The result should be every line in the data below that carries the string "values".

(Interface dataset entries)
--------------------------------------------------

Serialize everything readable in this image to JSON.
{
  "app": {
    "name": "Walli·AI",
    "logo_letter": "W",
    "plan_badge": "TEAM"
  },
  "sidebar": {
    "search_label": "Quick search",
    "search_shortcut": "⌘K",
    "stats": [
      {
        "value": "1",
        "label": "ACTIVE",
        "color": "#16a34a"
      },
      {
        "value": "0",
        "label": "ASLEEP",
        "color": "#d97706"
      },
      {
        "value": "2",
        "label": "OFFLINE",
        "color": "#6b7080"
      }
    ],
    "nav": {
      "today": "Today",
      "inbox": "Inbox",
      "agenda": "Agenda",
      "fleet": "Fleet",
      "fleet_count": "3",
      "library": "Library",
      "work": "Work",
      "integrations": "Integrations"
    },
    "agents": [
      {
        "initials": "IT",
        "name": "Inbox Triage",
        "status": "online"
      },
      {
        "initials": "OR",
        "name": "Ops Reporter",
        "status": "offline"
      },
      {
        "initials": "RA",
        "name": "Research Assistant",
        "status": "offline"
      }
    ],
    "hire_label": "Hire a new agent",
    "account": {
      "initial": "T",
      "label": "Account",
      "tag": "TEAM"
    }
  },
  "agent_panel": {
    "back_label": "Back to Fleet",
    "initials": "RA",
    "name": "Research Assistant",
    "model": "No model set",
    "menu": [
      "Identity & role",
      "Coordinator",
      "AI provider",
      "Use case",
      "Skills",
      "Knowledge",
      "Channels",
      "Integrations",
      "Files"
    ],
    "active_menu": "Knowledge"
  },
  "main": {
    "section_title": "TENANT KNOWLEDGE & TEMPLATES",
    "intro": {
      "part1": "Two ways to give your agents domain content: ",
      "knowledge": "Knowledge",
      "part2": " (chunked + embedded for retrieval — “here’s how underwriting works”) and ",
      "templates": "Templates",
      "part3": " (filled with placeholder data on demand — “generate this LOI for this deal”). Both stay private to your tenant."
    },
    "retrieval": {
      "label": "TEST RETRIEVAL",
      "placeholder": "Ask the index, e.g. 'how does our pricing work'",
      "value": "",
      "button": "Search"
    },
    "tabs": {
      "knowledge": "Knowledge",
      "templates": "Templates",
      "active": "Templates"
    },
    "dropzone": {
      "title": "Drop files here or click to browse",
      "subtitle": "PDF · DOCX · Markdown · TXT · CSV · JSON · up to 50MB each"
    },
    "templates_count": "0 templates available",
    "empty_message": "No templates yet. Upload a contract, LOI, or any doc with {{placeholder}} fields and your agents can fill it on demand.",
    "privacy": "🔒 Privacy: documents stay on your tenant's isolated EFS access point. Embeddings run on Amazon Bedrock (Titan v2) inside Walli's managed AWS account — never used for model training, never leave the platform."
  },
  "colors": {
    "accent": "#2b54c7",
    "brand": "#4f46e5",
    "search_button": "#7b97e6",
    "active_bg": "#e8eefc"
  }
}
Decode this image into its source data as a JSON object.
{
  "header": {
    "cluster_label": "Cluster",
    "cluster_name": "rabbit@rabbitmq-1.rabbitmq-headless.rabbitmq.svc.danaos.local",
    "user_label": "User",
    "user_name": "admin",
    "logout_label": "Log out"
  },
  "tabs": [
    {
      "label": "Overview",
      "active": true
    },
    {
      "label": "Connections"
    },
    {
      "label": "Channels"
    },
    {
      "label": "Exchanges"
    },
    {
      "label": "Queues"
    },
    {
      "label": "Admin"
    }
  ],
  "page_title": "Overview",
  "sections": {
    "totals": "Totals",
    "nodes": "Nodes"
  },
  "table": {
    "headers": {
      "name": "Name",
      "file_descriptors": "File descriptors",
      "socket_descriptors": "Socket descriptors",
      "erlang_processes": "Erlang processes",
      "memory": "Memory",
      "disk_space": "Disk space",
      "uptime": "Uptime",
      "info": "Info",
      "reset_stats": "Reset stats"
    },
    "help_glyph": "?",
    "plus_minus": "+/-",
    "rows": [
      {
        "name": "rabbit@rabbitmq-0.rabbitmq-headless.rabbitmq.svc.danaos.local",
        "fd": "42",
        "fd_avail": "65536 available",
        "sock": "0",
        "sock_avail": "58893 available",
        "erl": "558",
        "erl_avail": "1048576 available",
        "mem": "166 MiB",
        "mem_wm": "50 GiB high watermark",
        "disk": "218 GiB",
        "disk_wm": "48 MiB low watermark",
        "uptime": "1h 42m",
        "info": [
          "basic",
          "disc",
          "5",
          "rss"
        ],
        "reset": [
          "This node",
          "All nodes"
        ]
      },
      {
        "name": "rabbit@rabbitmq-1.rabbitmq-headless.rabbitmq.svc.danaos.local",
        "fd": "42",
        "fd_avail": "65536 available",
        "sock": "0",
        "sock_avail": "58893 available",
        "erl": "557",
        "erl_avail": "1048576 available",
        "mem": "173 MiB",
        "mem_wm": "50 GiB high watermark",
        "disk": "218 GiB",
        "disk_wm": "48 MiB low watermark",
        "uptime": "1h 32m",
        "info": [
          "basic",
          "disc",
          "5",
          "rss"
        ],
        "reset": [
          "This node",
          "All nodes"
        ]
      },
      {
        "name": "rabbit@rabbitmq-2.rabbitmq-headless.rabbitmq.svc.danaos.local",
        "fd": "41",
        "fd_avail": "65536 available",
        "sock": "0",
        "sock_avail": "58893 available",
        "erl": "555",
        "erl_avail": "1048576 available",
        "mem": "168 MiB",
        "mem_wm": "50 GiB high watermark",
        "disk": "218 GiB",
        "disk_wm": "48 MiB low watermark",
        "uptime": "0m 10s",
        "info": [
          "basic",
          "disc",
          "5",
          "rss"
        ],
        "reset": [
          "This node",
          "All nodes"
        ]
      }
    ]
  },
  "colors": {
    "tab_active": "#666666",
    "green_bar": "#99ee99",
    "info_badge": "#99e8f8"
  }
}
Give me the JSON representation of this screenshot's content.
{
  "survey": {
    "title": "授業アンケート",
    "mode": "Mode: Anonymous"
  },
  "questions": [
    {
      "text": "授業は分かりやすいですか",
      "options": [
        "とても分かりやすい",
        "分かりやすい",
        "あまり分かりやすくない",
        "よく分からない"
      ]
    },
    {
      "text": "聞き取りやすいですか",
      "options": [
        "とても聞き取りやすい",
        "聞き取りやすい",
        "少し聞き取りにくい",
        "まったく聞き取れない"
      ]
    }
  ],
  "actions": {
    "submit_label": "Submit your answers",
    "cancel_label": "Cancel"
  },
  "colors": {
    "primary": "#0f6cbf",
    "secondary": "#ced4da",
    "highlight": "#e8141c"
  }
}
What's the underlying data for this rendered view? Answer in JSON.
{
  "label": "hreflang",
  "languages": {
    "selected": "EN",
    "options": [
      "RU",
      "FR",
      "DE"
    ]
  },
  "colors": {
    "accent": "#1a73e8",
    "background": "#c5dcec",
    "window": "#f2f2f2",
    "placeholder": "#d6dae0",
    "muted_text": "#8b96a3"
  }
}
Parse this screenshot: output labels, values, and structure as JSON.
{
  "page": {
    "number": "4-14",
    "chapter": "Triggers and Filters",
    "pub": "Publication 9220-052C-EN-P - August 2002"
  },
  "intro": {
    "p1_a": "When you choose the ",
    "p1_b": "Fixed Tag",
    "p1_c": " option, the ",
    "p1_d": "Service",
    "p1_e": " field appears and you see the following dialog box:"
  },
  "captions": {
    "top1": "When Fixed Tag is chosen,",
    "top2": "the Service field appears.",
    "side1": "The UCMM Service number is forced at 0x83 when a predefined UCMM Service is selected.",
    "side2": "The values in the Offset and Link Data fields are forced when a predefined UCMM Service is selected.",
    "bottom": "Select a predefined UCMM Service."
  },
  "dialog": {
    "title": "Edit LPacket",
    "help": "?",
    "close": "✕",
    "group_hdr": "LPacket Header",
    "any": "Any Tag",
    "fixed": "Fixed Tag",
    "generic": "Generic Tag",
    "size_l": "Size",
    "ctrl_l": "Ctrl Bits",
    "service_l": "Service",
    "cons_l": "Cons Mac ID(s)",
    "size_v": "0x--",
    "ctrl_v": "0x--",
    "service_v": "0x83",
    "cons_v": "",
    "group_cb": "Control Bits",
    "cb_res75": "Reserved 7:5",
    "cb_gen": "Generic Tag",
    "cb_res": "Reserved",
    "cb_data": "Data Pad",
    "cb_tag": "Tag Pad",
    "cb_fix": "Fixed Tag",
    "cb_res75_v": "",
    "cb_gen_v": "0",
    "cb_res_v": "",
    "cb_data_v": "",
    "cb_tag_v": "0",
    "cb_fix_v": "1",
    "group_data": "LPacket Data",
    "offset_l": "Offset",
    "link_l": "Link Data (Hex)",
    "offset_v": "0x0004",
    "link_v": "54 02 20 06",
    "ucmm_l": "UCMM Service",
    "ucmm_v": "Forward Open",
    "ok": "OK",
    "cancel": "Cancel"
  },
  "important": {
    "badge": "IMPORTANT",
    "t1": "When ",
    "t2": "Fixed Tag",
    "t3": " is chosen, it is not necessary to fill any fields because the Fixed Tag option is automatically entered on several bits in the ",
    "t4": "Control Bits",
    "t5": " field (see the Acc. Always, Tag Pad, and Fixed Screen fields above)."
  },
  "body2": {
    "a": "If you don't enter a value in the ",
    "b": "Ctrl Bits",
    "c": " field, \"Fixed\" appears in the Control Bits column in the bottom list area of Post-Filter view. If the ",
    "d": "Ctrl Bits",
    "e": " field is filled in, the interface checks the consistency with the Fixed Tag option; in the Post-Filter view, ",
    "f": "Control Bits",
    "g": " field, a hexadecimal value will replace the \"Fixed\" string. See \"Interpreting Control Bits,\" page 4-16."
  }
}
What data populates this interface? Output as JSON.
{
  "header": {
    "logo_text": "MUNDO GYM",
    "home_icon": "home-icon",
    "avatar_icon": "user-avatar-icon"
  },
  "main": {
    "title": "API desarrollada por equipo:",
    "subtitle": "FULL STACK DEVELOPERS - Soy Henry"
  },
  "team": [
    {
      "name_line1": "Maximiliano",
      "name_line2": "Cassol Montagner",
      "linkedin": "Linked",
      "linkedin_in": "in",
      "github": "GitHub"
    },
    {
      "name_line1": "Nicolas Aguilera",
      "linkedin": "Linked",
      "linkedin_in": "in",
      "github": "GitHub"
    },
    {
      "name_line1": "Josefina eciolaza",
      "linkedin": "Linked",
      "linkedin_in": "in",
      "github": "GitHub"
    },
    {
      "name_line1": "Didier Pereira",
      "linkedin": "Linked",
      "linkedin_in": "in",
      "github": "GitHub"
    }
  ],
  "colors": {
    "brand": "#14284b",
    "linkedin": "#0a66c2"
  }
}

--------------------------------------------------

Answer to this problem
Parse this screenshot: output labels, values, and structure as JSON.
    "side2": "The values in the Offset and Link Data fields are forced when a predefined UCMM Service is selected.",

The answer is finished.